What to work on
Print out the entries that follow exactly, missing none.

Stored data
__________
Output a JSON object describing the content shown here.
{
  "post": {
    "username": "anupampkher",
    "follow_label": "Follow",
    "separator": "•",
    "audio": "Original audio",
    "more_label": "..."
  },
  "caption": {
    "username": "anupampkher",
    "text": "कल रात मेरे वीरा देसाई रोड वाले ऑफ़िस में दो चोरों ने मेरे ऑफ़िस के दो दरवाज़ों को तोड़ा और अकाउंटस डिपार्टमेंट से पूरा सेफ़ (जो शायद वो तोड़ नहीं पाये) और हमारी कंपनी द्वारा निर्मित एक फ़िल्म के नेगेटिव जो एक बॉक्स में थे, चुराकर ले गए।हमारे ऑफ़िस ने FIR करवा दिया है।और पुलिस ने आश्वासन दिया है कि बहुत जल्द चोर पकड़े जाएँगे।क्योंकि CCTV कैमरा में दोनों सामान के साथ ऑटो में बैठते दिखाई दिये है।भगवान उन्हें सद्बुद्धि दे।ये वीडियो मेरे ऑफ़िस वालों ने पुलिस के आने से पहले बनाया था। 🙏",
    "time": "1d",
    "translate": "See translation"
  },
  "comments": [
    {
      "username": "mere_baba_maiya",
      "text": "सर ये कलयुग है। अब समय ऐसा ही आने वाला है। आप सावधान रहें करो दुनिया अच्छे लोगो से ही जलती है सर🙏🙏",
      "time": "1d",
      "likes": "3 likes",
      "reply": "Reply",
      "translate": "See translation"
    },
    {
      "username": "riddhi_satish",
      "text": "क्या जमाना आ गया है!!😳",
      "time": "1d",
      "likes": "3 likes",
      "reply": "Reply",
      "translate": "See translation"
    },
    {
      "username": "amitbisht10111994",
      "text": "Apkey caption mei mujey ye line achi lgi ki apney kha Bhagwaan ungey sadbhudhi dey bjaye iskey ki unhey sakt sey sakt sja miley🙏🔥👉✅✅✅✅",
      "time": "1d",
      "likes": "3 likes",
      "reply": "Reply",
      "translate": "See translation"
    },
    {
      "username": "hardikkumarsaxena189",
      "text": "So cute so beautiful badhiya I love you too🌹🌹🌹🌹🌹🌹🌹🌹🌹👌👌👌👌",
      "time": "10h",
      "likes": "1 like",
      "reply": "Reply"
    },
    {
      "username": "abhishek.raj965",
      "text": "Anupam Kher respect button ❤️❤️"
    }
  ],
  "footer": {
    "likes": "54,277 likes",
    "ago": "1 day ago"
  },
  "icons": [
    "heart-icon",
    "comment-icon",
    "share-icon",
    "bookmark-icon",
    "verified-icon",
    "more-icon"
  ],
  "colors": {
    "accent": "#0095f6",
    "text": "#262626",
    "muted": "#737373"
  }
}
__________
Worked solution
Output a JSON object describing the content shown here.
{
  "post": {
    "username": "anupampkher",
    "follow_label": "Follow",
    "separator": "•",
    "audio": "Original audio",
    "more_label": "..."
  },
  "caption": {
    "username": "anupampkher",
    "text": "कल रात मेरे वीरा देसाई रोड वाले ऑफ़िस में दो चोरों ने मेरे ऑफ़िस के दो दरवाज़ों को तोड़ा और अकाउंटस डिपार्टमेंट से पूरा सेफ़ (जो शायद वो तोड़ नहीं पाये) और हमारी कंपनी द्वारा निर्मित एक फ़िल्म के नेगेटिव जो एक बॉक्स में थे, चुराकर ले गए।हमारे ऑफ़िस ने FIR करवा दिया है।और पुलिस ने आश्वासन दिया है कि बहुत जल्द चोर पकड़े जाएँगे।क्योंकि CCTV कैमरा में दोनों सामान के साथ ऑटो में बैठते दिखाई दिये है।भगवान उन्हें सद्बुद्धि दे।ये वीडियो मेरे ऑफ़िस वालों ने पुलिस के आने से पहले बनाया था। 🙏",
    "time": "1d",
    "translate": "See translation"
  },
  "comments": [
    {
      "username": "mere_baba_maiya",
      "text": "सर ये कलयुग है। अब समय ऐसा ही आने वाला है। आप सावधान रहें करो दुनिया अच्छे लोगो से ही जलती है सर🙏🙏",
      "time": "1d",
      "likes": "3 likes",
      "reply": "Reply",
      "translate": "See translation"
    },
    {
      "username": "riddhi_satish",
      "text": "क्या जमाना आ गया है!!😳",
      "time": "1d",
      "likes": "3 likes",
      "reply": "Reply",
      "translate": "See translation"
    },
    {
      "username": "amitbisht10111994",
      "text": "Apkey caption mei mujey ye line achi lgi ki apney kha Bhagwaan ungey sadbhudhi dey bjaye iskey ki unhey sakt sey sakt sja miley🙏🔥👉✅✅✅✅",
      "time": "1d",
      "likes": "3 likes",
      "reply": "Reply",
      "translate": "See translation"
    },
    {
      "username": "hardikkumarsaxena189",
      "text": "So cute so beautiful badhiya I love you too🌹🌹🌹🌹🌹🌹🌹🌹🌹👌👌👌👌",
      "time": "10h",
      "likes": "1 like",
      "reply": "Reply"
    },
    {
      "username": "abhishek.raj965",
      "text": "Anupam Kher respect button ❤️❤️"
    }
  ],
  "footer": {
    "likes": "54,277 likes",
    "ago": "1 day ago"
  },
  "icons": [
    "heart-icon",
    "comment-icon",
    "share-icon",
    "bookmark-icon",
    "verified-icon",
    "more-icon"
  ],
  "colors": {
    "accent": "#0095f6",
    "text": "#262626",
    "muted": "#737373"
  }
}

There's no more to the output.